If we do not deal with fatigue we spiral downward into burnout.
I misunderstood burnout for a while. I thought of it as a loss of ability, but that’s not what it is. It is a loss of interest. We move downward from “I can handle it”….to “I cannot handle it”….to “I don’t want to handle it.”
I experienced this in the mid-1980’s. I was living the dream of teaching at my alma mater—teaching spiritual formation. But I was exceeding the speed limit and letting egotism keep me from admitting it. I moved from stress into fatigue.
And then….I had feelings I thought I would never have. I wanted to “get away” from the dream. I came to the place where “I didn’t want to do it anymore.” I would have sold it to the lowest bidder.
Oh….I kept going. In fact, I put the pedal to the metal, thinking I could outrun the burnout. If I could stay ahead of it (I falsely reasoned), I would be okay—forgetting that burnout is not about what’s past, but about what’s immediate.
In fatigue we lose energy. In burnout we lose meaning. Our highest joys become our lowest moments. The very things we dreamed of doing now seem to be “empty” of the meaning they once had. We can continue ministry—we just don’t really want to. People may still be helped and blessed, but inside we are saying, “Why isn’t my own ministry ministering to me?”
In burnout we do not become careless. Again, our ego (pride form) will not permit this. We appear as “together” as ever. Oh, no! We are not careless, but we “care less.” We are numb to the very things which once gave us great satisfaction.
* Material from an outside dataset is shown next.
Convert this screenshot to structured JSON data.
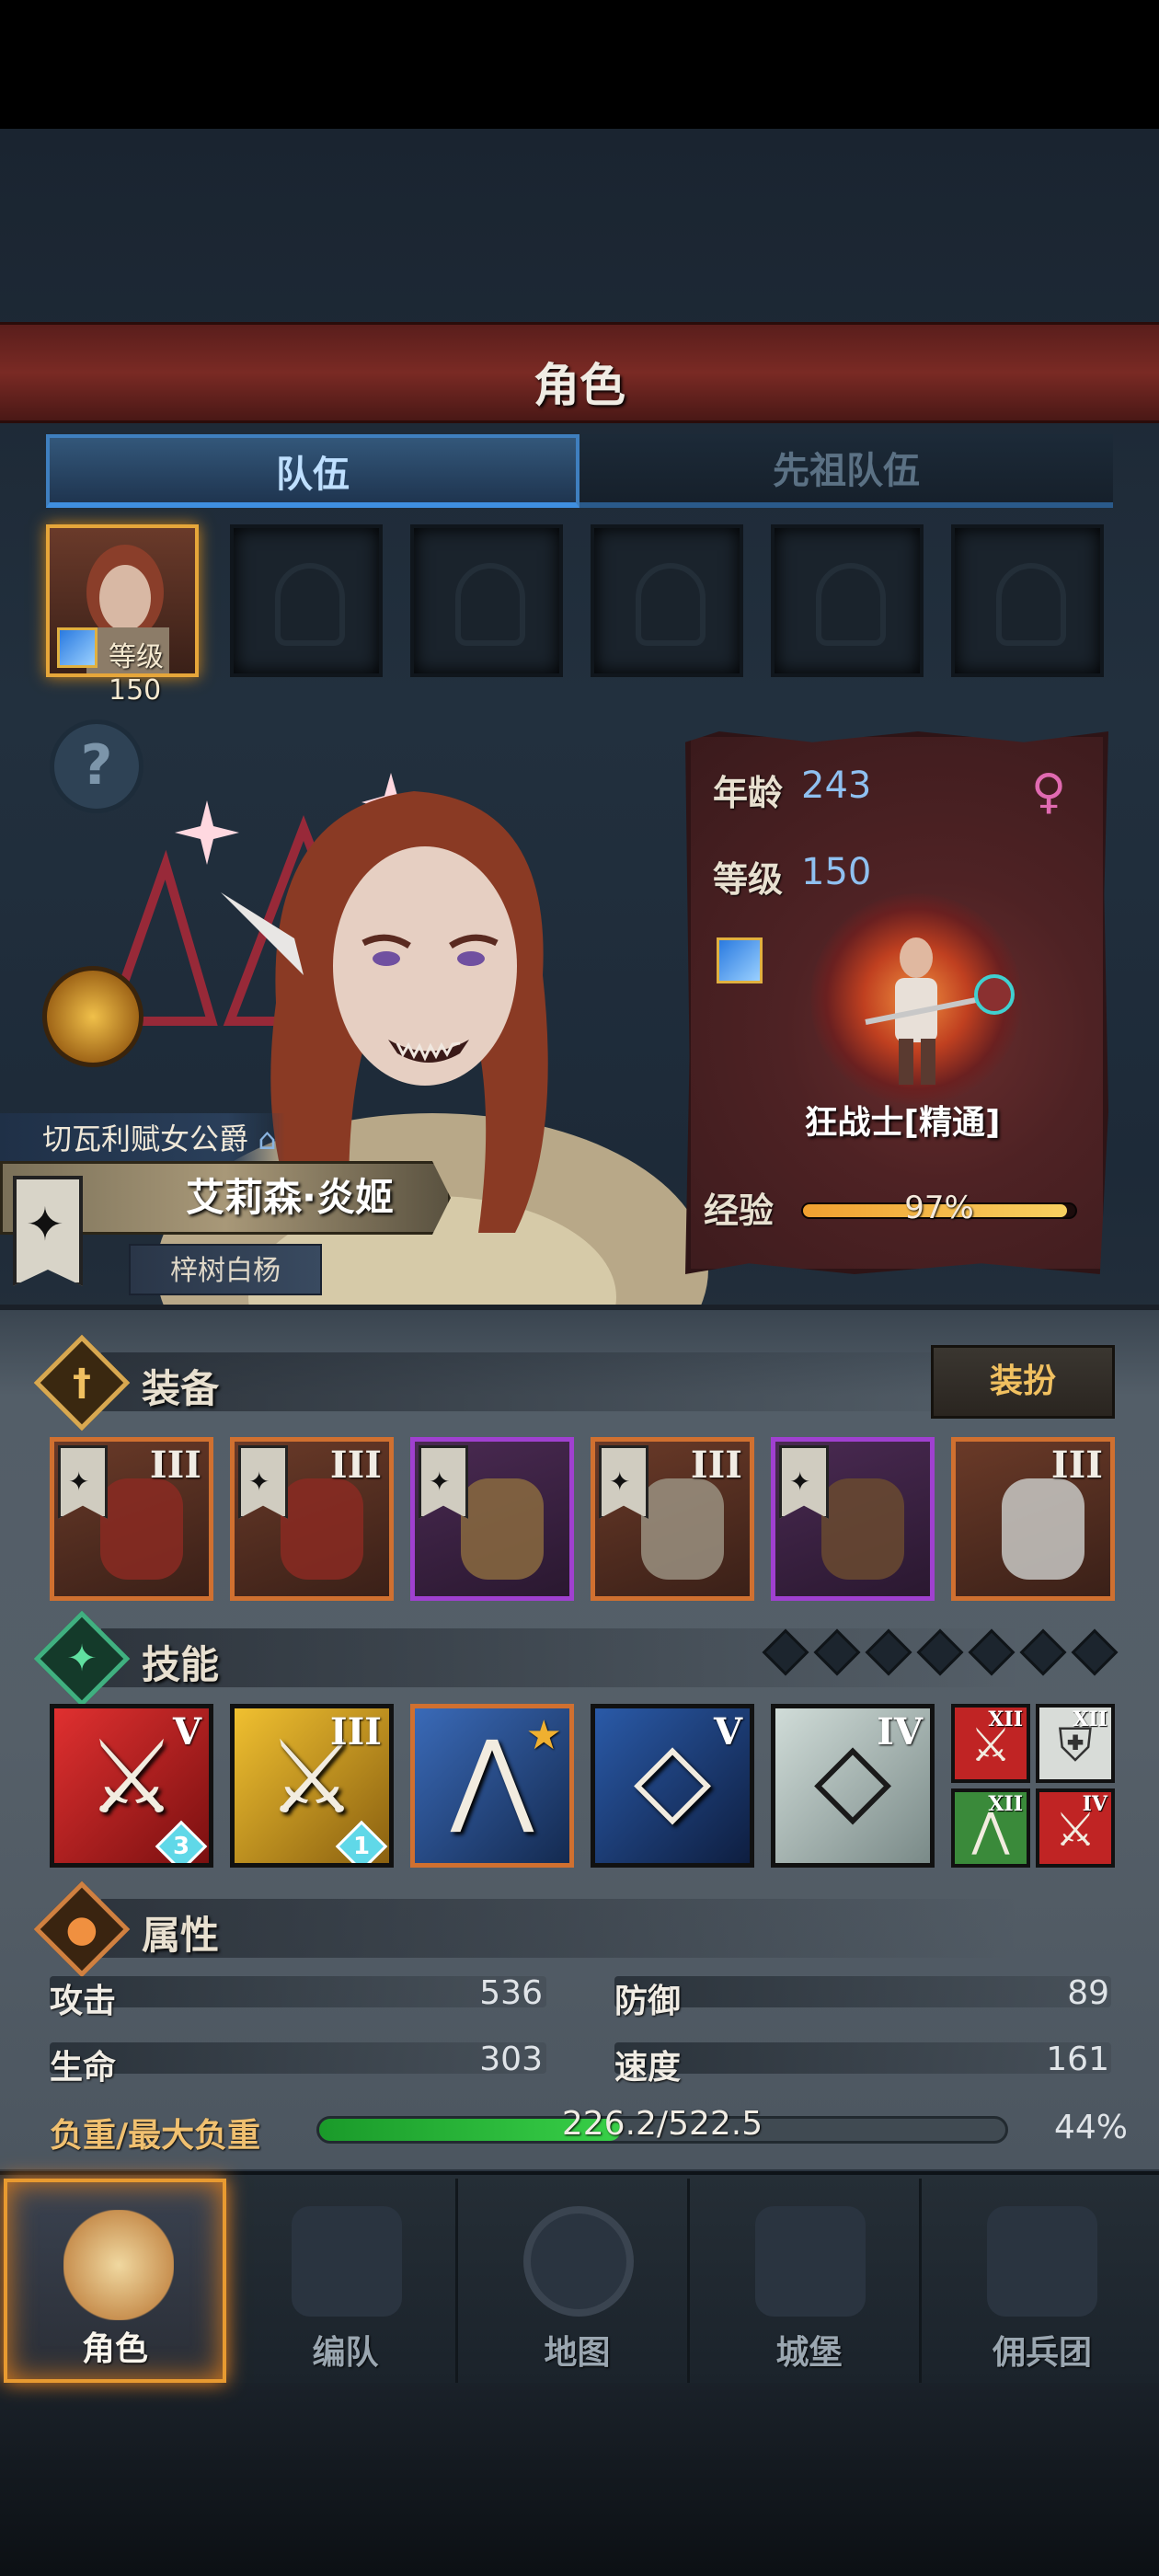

Hart not only describes this as a stage all its own, but also as a new place of vulnerability—the danger of falling into what he calls an “adultery bond.” It may be an actual affair, or it may be an addiction to something else. It’s compensatory behavior—an attempt to “fill up the hole” that burnout has created in the soul—the false attempt to restore meaning to life.
We must watch out for burnout. It is not only a serious issue in and of itself, but it can lead us to places we never imagined we would go. It’s dangerous to pray “thy will be done,” when we ourselves don’t really want to do that will anymore.